Dataset entries
[Start of section]
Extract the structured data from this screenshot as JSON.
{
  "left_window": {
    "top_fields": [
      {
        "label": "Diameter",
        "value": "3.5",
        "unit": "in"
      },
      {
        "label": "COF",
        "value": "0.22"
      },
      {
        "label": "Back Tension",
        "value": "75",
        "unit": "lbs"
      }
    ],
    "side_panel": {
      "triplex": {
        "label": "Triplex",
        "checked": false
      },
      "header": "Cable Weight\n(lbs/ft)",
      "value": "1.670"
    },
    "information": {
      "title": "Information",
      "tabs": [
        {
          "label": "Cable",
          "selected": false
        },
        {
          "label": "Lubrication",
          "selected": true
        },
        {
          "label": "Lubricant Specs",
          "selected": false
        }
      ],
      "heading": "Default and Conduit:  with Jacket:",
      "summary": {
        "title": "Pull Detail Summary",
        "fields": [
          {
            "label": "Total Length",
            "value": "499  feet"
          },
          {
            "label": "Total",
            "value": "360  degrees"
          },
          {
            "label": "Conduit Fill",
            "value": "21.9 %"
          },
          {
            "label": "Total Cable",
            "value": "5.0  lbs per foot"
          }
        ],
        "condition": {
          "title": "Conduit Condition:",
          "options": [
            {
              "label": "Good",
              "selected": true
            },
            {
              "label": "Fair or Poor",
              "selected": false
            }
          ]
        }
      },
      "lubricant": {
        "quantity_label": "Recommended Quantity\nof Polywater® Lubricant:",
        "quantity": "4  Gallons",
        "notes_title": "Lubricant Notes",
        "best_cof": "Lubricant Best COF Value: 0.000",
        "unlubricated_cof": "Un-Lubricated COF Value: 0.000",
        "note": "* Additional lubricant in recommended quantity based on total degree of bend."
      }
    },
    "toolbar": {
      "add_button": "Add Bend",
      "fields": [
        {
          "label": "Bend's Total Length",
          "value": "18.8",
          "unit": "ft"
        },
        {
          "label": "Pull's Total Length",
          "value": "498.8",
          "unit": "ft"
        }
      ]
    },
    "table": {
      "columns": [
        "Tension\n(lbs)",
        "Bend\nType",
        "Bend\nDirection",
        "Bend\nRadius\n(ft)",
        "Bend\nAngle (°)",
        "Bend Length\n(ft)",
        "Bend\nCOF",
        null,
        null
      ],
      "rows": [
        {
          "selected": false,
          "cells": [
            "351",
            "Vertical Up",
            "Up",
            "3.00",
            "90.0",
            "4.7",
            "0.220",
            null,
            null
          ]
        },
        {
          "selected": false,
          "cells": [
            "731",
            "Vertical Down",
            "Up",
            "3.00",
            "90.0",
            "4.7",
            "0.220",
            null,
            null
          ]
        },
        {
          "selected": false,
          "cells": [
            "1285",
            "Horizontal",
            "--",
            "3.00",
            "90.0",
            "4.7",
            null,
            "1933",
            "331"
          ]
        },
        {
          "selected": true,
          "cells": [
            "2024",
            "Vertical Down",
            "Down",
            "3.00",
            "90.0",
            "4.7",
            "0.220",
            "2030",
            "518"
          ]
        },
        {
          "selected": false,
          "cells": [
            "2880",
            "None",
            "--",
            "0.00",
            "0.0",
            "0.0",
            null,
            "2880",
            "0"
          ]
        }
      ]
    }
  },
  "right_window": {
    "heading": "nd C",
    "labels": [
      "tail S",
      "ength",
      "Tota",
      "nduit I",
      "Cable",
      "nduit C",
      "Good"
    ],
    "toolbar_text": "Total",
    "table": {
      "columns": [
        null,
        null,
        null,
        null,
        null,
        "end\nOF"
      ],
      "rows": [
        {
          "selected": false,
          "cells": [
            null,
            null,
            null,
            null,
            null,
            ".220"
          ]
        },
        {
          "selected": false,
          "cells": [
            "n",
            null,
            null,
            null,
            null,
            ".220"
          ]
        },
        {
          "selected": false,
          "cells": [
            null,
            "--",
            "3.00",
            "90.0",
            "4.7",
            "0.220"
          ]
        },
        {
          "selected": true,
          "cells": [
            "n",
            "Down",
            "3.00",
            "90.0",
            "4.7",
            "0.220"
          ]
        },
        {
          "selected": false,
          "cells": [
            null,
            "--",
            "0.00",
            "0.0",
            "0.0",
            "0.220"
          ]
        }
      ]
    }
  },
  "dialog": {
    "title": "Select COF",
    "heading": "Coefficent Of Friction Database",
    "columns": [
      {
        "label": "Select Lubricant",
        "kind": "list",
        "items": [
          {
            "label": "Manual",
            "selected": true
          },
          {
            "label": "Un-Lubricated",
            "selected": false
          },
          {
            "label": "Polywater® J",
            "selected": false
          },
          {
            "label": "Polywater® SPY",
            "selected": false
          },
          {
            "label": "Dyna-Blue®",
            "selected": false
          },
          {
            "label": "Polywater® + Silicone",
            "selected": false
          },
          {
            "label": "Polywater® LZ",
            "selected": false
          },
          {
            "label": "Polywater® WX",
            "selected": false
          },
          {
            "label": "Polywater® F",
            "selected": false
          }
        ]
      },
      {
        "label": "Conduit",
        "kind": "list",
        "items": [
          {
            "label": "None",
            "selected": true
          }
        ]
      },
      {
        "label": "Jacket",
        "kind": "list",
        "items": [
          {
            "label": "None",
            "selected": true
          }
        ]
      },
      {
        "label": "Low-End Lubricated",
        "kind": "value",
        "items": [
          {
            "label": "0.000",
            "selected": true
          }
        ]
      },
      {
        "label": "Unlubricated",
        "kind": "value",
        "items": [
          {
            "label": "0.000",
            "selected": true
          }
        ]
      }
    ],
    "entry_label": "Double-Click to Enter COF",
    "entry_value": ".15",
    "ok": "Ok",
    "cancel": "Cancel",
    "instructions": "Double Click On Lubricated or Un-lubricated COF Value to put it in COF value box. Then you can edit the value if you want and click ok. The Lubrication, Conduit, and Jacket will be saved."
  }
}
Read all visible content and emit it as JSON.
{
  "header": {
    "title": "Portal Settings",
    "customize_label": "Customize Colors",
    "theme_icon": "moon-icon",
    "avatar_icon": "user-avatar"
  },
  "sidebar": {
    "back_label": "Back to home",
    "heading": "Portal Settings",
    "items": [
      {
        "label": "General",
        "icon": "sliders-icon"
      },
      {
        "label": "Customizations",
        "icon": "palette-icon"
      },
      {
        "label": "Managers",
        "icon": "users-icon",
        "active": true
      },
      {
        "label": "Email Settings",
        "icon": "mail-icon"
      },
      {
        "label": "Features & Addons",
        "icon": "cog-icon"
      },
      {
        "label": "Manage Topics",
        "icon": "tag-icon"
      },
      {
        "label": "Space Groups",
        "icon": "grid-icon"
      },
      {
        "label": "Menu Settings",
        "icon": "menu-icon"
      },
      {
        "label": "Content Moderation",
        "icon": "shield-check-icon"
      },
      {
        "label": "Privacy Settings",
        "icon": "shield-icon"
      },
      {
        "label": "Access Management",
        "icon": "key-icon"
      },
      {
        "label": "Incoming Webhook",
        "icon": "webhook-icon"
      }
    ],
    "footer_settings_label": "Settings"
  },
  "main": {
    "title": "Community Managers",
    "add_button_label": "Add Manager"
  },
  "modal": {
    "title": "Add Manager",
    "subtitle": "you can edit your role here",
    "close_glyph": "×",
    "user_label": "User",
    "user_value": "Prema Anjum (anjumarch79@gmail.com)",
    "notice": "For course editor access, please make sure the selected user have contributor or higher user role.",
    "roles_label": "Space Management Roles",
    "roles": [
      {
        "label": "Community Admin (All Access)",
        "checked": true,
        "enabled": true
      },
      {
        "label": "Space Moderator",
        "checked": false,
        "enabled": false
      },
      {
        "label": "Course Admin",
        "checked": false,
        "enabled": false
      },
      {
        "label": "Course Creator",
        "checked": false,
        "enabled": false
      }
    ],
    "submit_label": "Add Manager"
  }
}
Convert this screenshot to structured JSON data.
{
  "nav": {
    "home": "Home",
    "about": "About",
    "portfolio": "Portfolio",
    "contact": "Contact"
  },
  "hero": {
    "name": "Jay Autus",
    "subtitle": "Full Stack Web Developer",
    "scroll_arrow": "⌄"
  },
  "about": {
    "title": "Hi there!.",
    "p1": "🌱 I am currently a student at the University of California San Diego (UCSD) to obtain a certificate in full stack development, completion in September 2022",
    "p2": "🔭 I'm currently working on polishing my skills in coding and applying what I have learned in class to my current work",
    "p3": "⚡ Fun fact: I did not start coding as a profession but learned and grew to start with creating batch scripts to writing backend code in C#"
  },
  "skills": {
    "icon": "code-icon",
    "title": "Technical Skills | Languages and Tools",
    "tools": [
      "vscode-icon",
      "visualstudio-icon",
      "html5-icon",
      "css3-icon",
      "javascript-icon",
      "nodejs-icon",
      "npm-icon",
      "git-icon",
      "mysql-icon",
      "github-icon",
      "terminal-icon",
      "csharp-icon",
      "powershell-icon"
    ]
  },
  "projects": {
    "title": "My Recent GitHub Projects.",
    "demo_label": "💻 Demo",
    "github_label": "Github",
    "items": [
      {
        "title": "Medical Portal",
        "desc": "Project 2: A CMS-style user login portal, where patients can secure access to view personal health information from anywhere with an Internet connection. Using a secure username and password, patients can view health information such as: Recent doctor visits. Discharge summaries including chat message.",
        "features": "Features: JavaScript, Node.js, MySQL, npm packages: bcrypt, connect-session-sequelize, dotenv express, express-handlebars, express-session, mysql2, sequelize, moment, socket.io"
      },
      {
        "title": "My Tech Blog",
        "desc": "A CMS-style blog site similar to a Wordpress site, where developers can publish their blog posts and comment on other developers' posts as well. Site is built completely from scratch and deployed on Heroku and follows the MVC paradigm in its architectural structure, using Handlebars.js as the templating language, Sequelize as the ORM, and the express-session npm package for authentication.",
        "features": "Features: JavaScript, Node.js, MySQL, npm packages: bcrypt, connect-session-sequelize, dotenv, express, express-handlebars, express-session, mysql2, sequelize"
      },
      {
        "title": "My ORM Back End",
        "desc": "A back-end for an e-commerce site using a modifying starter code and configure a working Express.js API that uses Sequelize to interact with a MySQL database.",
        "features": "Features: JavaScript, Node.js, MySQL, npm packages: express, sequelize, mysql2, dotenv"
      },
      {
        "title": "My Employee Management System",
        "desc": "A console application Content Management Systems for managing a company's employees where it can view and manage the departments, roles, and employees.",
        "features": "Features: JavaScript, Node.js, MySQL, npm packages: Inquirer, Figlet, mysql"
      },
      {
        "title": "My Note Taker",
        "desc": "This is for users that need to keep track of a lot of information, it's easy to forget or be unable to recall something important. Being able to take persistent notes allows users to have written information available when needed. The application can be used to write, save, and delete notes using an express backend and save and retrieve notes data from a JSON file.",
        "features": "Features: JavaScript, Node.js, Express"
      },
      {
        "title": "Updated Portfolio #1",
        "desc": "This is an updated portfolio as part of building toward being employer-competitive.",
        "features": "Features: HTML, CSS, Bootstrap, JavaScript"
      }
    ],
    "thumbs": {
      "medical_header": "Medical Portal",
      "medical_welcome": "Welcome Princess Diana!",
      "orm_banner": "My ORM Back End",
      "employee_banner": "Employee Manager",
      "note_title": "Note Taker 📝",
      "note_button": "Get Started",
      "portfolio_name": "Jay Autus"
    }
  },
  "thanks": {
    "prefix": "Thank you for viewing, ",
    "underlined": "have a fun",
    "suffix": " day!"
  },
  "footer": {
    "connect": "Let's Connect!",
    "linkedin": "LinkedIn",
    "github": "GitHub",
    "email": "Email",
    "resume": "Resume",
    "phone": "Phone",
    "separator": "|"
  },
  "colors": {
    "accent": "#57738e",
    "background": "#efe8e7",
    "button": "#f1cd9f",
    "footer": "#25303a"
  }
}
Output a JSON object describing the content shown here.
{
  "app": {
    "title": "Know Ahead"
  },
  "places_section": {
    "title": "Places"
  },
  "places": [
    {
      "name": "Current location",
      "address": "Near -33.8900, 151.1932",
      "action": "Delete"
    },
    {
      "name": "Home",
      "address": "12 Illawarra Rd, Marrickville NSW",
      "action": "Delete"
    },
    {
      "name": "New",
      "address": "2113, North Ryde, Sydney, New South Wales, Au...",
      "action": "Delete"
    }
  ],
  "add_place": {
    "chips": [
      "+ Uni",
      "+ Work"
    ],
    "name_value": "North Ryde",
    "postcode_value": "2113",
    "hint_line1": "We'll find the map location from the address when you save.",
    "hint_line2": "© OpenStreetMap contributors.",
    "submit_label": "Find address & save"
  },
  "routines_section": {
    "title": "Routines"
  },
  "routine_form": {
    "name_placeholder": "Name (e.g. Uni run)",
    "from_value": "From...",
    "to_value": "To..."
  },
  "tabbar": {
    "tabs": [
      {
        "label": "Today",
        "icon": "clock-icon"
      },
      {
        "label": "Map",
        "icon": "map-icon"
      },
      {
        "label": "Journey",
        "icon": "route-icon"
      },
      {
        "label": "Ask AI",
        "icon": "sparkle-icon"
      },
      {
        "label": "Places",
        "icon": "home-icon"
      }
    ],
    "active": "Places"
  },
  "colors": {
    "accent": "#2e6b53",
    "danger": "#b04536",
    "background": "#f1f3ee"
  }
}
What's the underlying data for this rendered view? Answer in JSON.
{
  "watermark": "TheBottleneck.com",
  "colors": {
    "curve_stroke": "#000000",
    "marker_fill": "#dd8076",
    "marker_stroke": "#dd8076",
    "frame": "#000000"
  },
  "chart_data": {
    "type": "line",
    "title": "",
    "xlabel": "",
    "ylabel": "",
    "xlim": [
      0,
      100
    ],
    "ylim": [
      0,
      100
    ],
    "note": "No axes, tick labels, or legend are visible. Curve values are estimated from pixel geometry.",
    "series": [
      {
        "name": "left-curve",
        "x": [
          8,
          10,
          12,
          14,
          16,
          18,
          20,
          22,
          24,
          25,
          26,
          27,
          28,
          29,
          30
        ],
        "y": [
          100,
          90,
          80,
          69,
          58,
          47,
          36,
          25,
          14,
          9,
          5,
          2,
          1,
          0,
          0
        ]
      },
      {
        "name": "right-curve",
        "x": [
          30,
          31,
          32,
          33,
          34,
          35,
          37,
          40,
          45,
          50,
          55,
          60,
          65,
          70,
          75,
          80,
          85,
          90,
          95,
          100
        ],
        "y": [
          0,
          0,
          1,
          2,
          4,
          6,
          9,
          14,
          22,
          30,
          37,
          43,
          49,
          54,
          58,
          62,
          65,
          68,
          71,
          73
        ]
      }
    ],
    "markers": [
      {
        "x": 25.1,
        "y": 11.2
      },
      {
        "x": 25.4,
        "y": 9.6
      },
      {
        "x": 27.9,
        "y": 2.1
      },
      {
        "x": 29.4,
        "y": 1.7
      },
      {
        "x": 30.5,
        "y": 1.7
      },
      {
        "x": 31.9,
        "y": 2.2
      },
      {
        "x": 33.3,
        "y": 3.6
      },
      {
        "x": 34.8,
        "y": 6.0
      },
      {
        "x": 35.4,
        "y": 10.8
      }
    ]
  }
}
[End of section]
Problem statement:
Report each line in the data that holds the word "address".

Result of the task:
      "address": "Near -33.8900, 151.1932",
      "address": "12 Illawarra Rd, Marrickville NSW",
      "address": "2113, North Ryde, Sydney, New South Wales, Au...",
    "hint_line1": "We'll find the map location from the address when you save.",
    "submit_label": "Find address & save"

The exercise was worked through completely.